▶ **TASK STATEMENT**
In the data below, which lines hold "Load"? Copy every one.

[App and web page records]
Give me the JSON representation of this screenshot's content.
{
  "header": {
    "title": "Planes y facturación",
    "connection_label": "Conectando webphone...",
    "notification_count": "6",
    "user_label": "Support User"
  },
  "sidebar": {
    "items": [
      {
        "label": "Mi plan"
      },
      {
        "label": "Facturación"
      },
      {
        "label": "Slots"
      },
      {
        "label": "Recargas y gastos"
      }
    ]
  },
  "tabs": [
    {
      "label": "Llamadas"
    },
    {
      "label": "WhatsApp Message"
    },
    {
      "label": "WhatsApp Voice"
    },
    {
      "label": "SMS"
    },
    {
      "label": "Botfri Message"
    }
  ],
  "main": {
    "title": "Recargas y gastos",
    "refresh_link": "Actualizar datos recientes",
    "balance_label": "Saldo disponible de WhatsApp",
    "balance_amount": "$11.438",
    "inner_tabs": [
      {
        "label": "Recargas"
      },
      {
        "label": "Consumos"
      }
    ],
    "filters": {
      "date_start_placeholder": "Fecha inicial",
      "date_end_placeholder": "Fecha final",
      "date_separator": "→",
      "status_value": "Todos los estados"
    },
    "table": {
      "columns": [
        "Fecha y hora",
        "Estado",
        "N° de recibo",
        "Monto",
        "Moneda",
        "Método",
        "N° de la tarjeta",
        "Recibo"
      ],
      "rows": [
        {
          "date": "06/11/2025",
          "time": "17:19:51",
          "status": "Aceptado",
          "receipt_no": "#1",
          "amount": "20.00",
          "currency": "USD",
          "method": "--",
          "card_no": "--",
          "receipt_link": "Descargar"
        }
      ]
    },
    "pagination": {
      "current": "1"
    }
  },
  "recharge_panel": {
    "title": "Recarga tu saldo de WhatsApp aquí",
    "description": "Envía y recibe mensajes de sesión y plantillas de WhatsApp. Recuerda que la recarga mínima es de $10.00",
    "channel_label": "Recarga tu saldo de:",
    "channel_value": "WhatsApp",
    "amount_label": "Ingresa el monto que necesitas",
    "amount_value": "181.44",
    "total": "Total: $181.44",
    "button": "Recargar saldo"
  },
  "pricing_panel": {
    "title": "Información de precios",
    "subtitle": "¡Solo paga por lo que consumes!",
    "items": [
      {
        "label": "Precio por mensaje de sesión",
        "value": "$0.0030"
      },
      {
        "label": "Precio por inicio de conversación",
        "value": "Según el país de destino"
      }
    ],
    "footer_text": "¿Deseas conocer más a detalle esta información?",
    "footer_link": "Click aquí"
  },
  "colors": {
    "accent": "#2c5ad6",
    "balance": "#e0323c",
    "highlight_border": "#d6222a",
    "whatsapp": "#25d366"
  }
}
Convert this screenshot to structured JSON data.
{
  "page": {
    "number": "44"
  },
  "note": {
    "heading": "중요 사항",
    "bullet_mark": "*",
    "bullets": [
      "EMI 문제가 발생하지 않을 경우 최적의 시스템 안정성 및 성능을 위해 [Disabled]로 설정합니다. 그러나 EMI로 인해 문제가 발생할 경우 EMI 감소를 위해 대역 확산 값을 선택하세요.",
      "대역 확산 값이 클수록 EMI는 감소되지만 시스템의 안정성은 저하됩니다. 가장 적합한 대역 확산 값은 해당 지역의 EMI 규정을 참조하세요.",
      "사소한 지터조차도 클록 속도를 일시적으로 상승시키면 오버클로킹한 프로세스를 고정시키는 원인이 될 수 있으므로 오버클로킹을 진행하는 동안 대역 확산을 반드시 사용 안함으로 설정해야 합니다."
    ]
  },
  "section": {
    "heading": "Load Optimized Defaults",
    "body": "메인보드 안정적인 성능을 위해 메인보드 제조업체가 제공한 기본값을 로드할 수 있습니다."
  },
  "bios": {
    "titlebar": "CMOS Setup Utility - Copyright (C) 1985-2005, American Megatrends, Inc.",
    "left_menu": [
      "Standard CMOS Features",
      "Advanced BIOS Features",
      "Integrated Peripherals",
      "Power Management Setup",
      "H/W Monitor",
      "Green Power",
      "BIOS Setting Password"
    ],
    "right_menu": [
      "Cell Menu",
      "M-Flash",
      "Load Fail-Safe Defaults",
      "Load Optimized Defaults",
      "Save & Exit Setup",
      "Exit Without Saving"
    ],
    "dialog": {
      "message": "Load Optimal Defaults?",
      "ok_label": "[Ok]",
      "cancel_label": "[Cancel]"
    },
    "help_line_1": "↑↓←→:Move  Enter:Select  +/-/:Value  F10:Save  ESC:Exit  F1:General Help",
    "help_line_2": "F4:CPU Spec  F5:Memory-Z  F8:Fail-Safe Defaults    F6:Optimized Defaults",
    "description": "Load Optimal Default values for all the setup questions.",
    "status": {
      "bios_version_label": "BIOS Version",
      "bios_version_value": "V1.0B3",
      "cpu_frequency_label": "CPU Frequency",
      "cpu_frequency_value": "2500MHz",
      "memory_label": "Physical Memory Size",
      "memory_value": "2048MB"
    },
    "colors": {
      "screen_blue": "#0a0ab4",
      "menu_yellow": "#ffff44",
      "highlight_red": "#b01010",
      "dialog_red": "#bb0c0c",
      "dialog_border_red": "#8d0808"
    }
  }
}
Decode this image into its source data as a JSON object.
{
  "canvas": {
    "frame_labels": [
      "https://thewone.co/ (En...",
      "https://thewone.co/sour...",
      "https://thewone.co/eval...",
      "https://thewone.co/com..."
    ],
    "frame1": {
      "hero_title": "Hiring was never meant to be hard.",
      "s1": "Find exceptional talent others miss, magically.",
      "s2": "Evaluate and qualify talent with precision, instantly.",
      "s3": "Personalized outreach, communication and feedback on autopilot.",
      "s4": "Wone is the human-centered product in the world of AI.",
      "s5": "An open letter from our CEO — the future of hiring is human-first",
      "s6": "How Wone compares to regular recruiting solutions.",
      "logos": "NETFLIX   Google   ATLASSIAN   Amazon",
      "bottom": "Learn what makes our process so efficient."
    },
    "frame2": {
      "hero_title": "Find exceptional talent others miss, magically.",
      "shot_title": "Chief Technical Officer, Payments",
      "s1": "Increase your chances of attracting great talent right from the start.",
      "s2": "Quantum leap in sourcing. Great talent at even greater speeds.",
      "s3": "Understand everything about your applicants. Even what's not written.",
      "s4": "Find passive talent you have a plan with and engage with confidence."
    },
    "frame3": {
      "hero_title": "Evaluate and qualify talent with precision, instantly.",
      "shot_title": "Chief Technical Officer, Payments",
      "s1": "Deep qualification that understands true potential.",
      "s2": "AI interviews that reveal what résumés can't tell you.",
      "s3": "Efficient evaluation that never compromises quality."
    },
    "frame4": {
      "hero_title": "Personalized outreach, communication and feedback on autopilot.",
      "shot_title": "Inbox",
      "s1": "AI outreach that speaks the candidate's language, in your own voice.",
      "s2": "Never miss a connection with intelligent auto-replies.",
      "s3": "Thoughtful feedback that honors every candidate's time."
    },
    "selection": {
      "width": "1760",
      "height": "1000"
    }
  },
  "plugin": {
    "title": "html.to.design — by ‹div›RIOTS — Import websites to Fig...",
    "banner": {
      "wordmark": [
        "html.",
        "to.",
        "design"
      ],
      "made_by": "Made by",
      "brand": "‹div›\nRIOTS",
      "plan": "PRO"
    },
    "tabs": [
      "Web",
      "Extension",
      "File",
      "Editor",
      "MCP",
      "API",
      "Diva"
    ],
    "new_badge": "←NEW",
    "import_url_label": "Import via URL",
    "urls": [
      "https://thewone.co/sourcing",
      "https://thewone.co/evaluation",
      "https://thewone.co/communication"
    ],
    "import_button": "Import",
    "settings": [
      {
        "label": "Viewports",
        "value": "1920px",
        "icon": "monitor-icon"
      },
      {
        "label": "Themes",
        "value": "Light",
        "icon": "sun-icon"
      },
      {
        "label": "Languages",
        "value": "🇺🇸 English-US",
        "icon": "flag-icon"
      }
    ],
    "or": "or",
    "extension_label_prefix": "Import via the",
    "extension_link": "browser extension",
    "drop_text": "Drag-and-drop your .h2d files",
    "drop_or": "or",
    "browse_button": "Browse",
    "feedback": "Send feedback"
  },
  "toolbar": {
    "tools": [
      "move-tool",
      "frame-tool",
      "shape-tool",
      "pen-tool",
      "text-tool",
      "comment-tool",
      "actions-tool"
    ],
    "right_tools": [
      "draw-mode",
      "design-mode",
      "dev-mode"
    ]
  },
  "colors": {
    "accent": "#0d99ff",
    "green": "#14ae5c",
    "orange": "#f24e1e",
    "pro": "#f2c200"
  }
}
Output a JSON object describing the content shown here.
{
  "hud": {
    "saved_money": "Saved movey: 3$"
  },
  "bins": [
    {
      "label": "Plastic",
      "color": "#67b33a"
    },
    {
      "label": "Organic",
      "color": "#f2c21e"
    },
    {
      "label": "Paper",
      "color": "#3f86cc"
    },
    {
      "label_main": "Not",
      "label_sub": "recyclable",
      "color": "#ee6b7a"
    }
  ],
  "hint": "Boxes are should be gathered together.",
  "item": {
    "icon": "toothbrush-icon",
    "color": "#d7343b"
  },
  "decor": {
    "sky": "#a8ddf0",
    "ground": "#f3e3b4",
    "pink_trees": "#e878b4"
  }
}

▶ **REPLY TO THE TASK**
    "heading": "Load Optimized Defaults",
      "Load Fail-Safe Defaults",
      "Load Optimized Defaults",
      "message": "Load Optimal Defaults?",
    "description": "Load Optimal Default values for all the setup questions.",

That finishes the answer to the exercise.